Jamaican Usain Bolt admits years of sprinting starting to take toll
Jamaican champion, who is looking forward to break, says staying injury-free is the goal
The main aim next season for world and Olympic sprint champion Usain Bolt is to stay injury-free as years of dominating the 100 and 200 metres have begun to take their toll on the tall Jamaican's body.
"I remember going to my doctor and he told me I had to pay close attention to my back. I know I have to be more focused on staying in shape," the 27-year old said after the last Diamond League meeting of the year.
"The older you get the harder it is to come back from injury. I gotta stay injury-free during the season, that's the main factor," added Bolt who was dogged by a hamstring problem earlier this year.
The world record holder once again defeated his rivals over 100 metres in Brussels, but performed fewer of his trademark theatrics and, after overcoming a slow start to win in 9.80 seconds, conceded he was getting tired.
"I've been smiling ever since I came to the stadium because I knew it was the last one of the season. I'm just happy to be done and looking forward to going home to see my friends and extended family, and just to chill out," said Bolt, who will take a few weeks of holiday before beginning his training again in mid-October.
"It's the end of the season. I've got no worries. I'm totally relaxed now, I'll have some fun and put my feet up."
With no Olympics or world championships being held next year, Bolt has yet to make up his mind whether to participate at the Commonwealth Games in Glasgow.
As a hard season, during which he won gold in the 100, 200 and 4x100 relay at the world championships in Moscow last month, came to a close, Bolt said he still loved being the centre of attention and the showman of athletics.
"I never get tired of this. This is what I do and I'm not trying to be someone I'm not. It's something I love to do. The crowd makes it easy," said Bolt, whose sole defeat of the season came over 100 metres at the Rome Diamond League meet at the hands of American Justin Gatlin - by one-hundreth of a second.

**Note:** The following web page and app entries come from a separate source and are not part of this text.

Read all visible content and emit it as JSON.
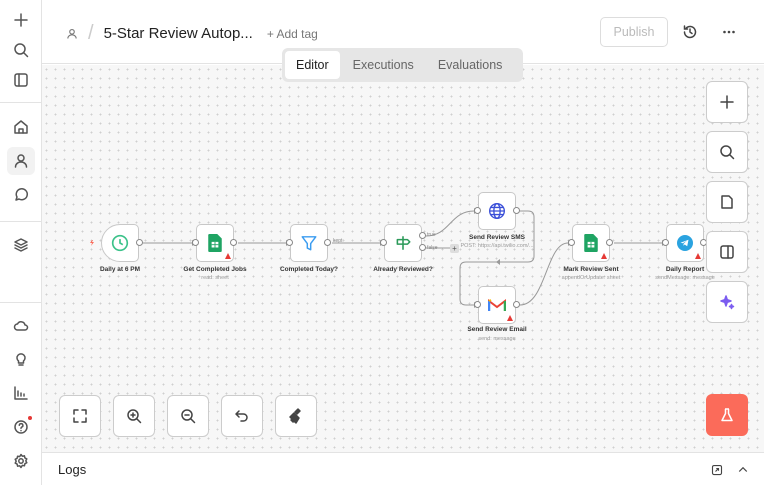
{
  "header": {
    "title": "5-Star Review Autop...",
    "add_tag": "+ Add tag",
    "publish": "Publish"
  },
  "tabs": [
    {
      "label": "Editor",
      "active": true
    },
    {
      "label": "Executions",
      "active": false
    },
    {
      "label": "Evaluations",
      "active": false
    }
  ],
  "nodes": [
    {
      "label": "Daily at 6 PM",
      "sub": "",
      "icon": "clock-icon"
    },
    {
      "label": "Get Completed Jobs",
      "sub": "read: sheet",
      "icon": "google-sheets-icon",
      "warning": true
    },
    {
      "label": "Completed Today?",
      "sub": "",
      "icon": "filter-icon"
    },
    {
      "label": "Already Reviewed?",
      "sub": "",
      "icon": "signpost-icon"
    },
    {
      "label": "Send Review SMS",
      "sub": "POST: https://api.twilio.com/...",
      "icon": "globe-icon"
    },
    {
      "label": "Send Review Email",
      "sub": "send: message",
      "icon": "gmail-icon",
      "warning": true
    },
    {
      "label": "Mark Review Sent",
      "sub": "appendOrUpdate: sheet",
      "icon": "google-sheets-icon",
      "warning": true
    },
    {
      "label": "Daily Report",
      "sub": "sendMessage: message",
      "icon": "telegram-icon",
      "warning": true
    }
  ],
  "ports": {
    "kept": "kept",
    "true": "true",
    "false": "false"
  },
  "logs": {
    "label": "Logs"
  },
  "colors": {
    "accent": "#fb6b5a",
    "warning": "#e53935",
    "notification": "#e53935"
  }
}
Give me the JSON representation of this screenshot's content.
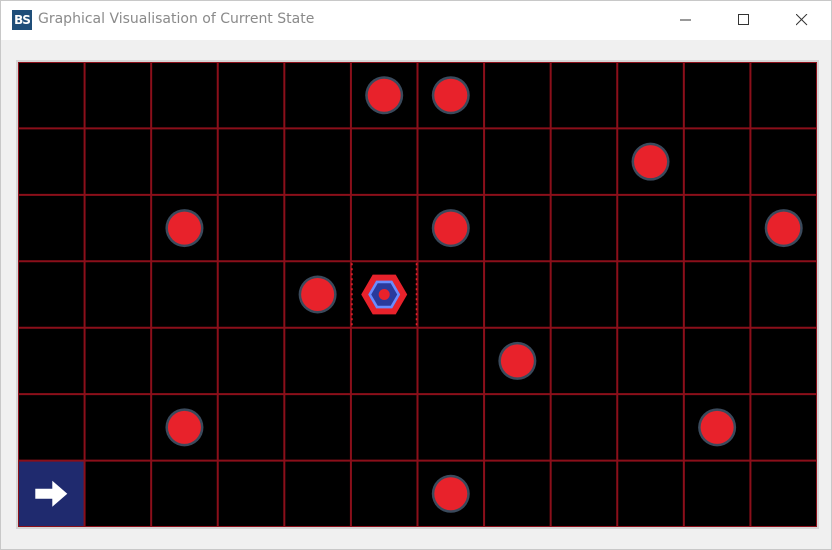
{
  "window": {
    "title": "Graphical Visualisation of Current State",
    "icon_name": "app-logo-icon",
    "icon_text": "BS",
    "controls": [
      "minimize-icon",
      "maximize-icon",
      "close-icon"
    ]
  },
  "board": {
    "cols": 12,
    "rows": 7,
    "background_color": "#000000",
    "grid_color": "#8b0f1a",
    "enemy_color": "#e8222b",
    "enemy_outline_color": "#3a4a5c",
    "agent_outer_color": "#e8222b",
    "agent_ring_color": "#6a8cff",
    "agent_inner_color": "#2a3a9c",
    "agent_core_color": "#e8222b",
    "arrow_tile_color": "#1f2a6e",
    "enemies": [
      {
        "col": 5,
        "row": 0
      },
      {
        "col": 6,
        "row": 0
      },
      {
        "col": 9,
        "row": 1
      },
      {
        "col": 2,
        "row": 2
      },
      {
        "col": 6,
        "row": 2
      },
      {
        "col": 11,
        "row": 2
      },
      {
        "col": 4,
        "row": 3
      },
      {
        "col": 7,
        "row": 4
      },
      {
        "col": 2,
        "row": 5
      },
      {
        "col": 10,
        "row": 5
      },
      {
        "col": 6,
        "row": 6
      }
    ],
    "agent": {
      "col": 5,
      "row": 3
    },
    "arrow_tile": {
      "col": 0,
      "row": 6,
      "direction": "right",
      "icon_name": "arrow-right-icon"
    }
  }
}
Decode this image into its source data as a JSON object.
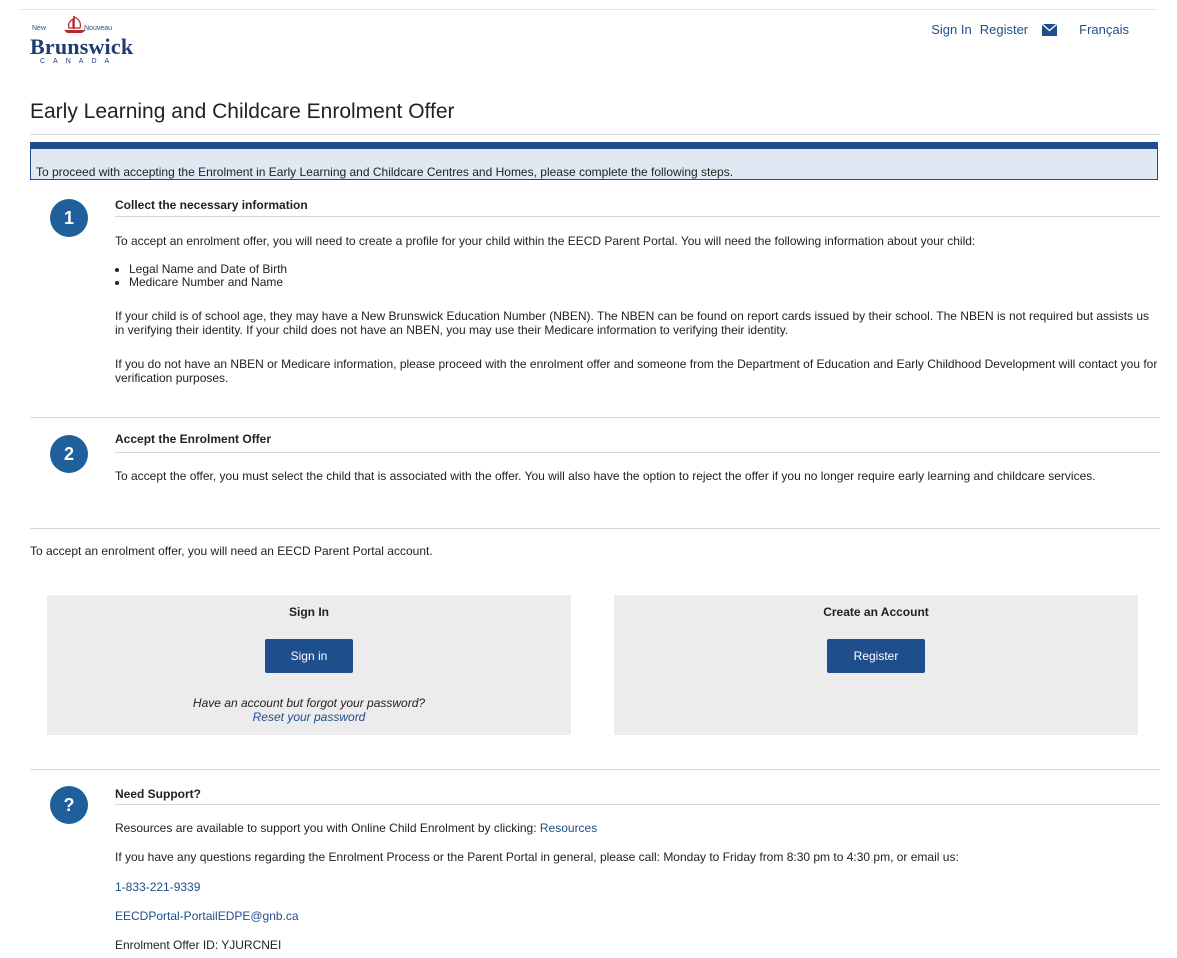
{
  "header": {
    "logo": {
      "top_left": "New",
      "top_right": "Nouveau",
      "brand": "Brunswick",
      "country": "CANADA"
    },
    "nav": {
      "sign_in": "Sign In",
      "register": "Register",
      "mail_icon": "envelope-icon",
      "language": "Français"
    }
  },
  "page_title": "Early Learning and Childcare Enrolment Offer",
  "banner_text": "To proceed with accepting the Enrolment in Early Learning and Childcare Centres and Homes, please complete the following steps.",
  "steps": [
    {
      "number": "1",
      "heading": "Collect the necessary information",
      "intro": "To accept an enrolment offer, you will need to create a profile for your child within the EECD Parent Portal. You will need the following information about your child:",
      "bullets": [
        "Legal Name and Date of Birth",
        "Medicare Number and Name"
      ],
      "para2": "If your child is of school age, they may have a New Brunswick Education Number (NBEN). The NBEN can be found on report cards issued by their school. The NBEN is not required but assists us in verifying their identity. If your child does not have an NBEN, you may use their Medicare information to verifying their identity.",
      "para3": "If you do not have an NBEN or Medicare information, please proceed with the enrolment offer and someone from the Department of Education and Early Childhood Development will contact you for verification purposes."
    },
    {
      "number": "2",
      "heading": "Accept the Enrolment Offer",
      "intro": "To accept the offer, you must select the child that is associated with the offer. You will also have the option to reject the offer if you no longer require early learning and childcare services."
    }
  ],
  "account_note": "To accept an enrolment offer, you will need an EECD Parent Portal account.",
  "sign_in_panel": {
    "title": "Sign In",
    "button": "Sign in",
    "forgot_text": "Have an account but forgot your password?",
    "reset_link": "Reset your password"
  },
  "register_panel": {
    "title": "Create an Account",
    "button": "Register"
  },
  "support": {
    "icon": "?",
    "heading": "Need Support?",
    "resources_text": "Resources are available to support you with Online Child Enrolment by clicking: ",
    "resources_link": "Resources",
    "questions_text": "If you have any questions regarding the Enrolment Process or the Parent Portal in general, please call: Monday to Friday from 8:30 pm to 4:30 pm, or email us:",
    "phone": "1-833-221-9339",
    "email": "EECDPortal-PortailEDPE@gnb.ca",
    "offer_id": "Enrolment Offer ID: YJURCNEI"
  },
  "colors": {
    "primary": "#1f4e8c",
    "banner_bg": "#dfe8f3",
    "panel_bg": "#ececec",
    "step_circle": "#1f5f9b"
  }
}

"It's all about the crowds. I love meetings that have great crowds. I give them energy, they give me back energy. It's all about putting on a great performance for them."
Reuters, Agence France-Presse